§ **YOUR INSTRUCTIONS**:
Set down all of the entries below exactly, and omit the pictures.

Interface dataset entries
+---+

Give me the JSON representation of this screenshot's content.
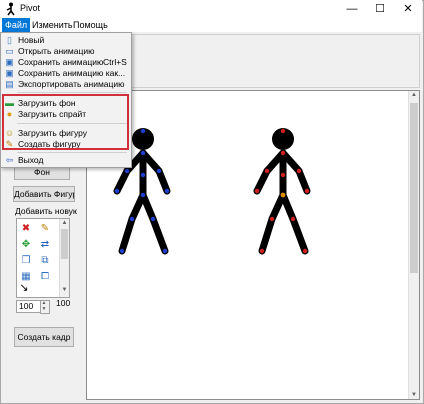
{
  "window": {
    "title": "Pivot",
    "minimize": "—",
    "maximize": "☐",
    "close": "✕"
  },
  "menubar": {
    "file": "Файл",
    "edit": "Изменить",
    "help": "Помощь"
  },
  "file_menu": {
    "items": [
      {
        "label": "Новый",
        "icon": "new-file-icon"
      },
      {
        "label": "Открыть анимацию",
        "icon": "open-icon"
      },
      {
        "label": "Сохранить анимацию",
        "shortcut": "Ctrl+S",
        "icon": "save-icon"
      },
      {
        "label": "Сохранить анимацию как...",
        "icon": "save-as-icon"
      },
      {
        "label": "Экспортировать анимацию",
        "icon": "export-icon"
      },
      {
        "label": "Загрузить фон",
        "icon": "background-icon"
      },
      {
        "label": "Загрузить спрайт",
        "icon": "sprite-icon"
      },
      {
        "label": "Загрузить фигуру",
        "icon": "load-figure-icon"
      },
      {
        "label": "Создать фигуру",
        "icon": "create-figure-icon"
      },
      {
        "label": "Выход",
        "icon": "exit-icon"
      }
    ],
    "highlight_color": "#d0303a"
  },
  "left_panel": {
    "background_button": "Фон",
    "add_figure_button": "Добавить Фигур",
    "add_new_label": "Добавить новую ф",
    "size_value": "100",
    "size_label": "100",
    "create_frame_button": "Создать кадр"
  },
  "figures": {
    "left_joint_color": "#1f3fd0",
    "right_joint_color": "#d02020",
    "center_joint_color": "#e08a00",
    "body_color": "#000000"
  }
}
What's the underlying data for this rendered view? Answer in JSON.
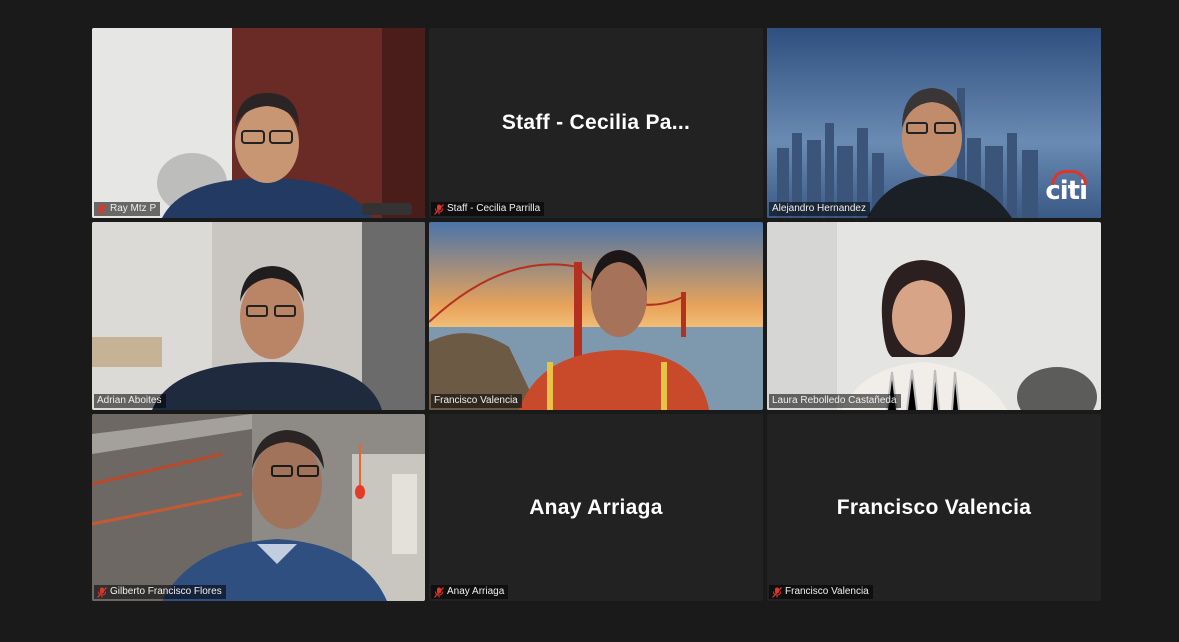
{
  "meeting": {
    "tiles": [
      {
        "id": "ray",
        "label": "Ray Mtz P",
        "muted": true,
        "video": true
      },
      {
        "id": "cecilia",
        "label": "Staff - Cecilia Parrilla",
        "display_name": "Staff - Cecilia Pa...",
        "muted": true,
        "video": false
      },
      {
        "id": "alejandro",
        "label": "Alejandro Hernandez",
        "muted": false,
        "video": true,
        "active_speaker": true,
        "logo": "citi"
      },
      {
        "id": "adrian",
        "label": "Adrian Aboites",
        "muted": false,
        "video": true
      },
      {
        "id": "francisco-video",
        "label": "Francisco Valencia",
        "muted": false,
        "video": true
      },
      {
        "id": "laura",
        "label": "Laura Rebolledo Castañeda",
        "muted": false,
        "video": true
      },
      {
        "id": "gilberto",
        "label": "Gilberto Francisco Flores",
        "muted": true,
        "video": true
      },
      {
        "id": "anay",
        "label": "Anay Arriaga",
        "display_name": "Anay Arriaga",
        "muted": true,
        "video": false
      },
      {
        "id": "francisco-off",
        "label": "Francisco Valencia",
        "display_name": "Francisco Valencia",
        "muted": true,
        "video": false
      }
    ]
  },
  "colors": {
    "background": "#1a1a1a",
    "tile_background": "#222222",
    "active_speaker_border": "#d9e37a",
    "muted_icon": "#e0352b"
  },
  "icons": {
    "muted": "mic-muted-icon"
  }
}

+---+

§ **WORKED SOLUTION**:
Give me the JSON representation of this screenshot's content.
{
  "window": {
    "title": "Pivot",
    "minimize": "—",
    "maximize": "☐",
    "close": "✕"
  },
  "menubar": {
    "file": "Файл",
    "edit": "Изменить",
    "help": "Помощь"
  },
  "file_menu": {
    "items": [
      {
        "label": "Новый",
        "icon": "new-file-icon"
      },
      {
        "label": "Открыть анимацию",
        "icon": "open-icon"
      },
      {
        "label": "Сохранить анимацию",
        "shortcut": "Ctrl+S",
        "icon": "save-icon"
      },
      {
        "label": "Сохранить анимацию как...",
        "icon": "save-as-icon"
      },
      {
        "label": "Экспортировать анимацию",
        "icon": "export-icon"
      },
      {
        "label": "Загрузить фон",
        "icon": "background-icon"
      },
      {
        "label": "Загрузить спрайт",
        "icon": "sprite-icon"
      },
      {
        "label": "Загрузить фигуру",
        "icon": "load-figure-icon"
      },
      {
        "label": "Создать фигуру",
        "icon": "create-figure-icon"
      },
      {
        "label": "Выход",
        "icon": "exit-icon"
      }
    ],
    "highlight_color": "#d0303a"
  },
  "left_panel": {
    "background_button": "Фон",
    "add_figure_button": "Добавить Фигур",
    "add_new_label": "Добавить новую ф",
    "size_value": "100",
    "size_label": "100",
    "create_frame_button": "Создать кадр"
  },
  "figures": {
    "left_joint_color": "#1f3fd0",
    "right_joint_color": "#d02020",
    "center_joint_color": "#e08a00",
    "body_color": "#000000"
  }
}
What's the underlying data for this rendered view? Answer in JSON.
{
  "meeting": {
    "tiles": [
      {
        "id": "ray",
        "label": "Ray Mtz P",
        "muted": true,
        "video": true
      },
      {
        "id": "cecilia",
        "label": "Staff - Cecilia Parrilla",
        "display_name": "Staff - Cecilia Pa...",
        "muted": true,
        "video": false
      },
      {
        "id": "alejandro",
        "label": "Alejandro Hernandez",
        "muted": false,
        "video": true,
        "active_speaker": true,
        "logo": "citi"
      },
      {
        "id": "adrian",
        "label": "Adrian Aboites",
        "muted": false,
        "video": true
      },
      {
        "id": "francisco-video",
        "label": "Francisco Valencia",
        "muted": false,
        "video": true
      },
      {
        "id": "laura",
        "label": "Laura Rebolledo Castañeda",
        "muted": false,
        "video": true
      },
      {
        "id": "gilberto",
        "label": "Gilberto Francisco Flores",
        "muted": true,
        "video": true
      },
      {
        "id": "anay",
        "label": "Anay Arriaga",
        "display_name": "Anay Arriaga",
        "muted": true,
        "video": false
      },
      {
        "id": "francisco-off",
        "label": "Francisco Valencia",
        "display_name": "Francisco Valencia",
        "muted": true,
        "video": false
      }
    ]
  },
  "colors": {
    "background": "#1a1a1a",
    "tile_background": "#222222",
    "active_speaker_border": "#d9e37a",
    "muted_icon": "#e0352b"
  },
  "icons": {
    "muted": "mic-muted-icon"
  }
}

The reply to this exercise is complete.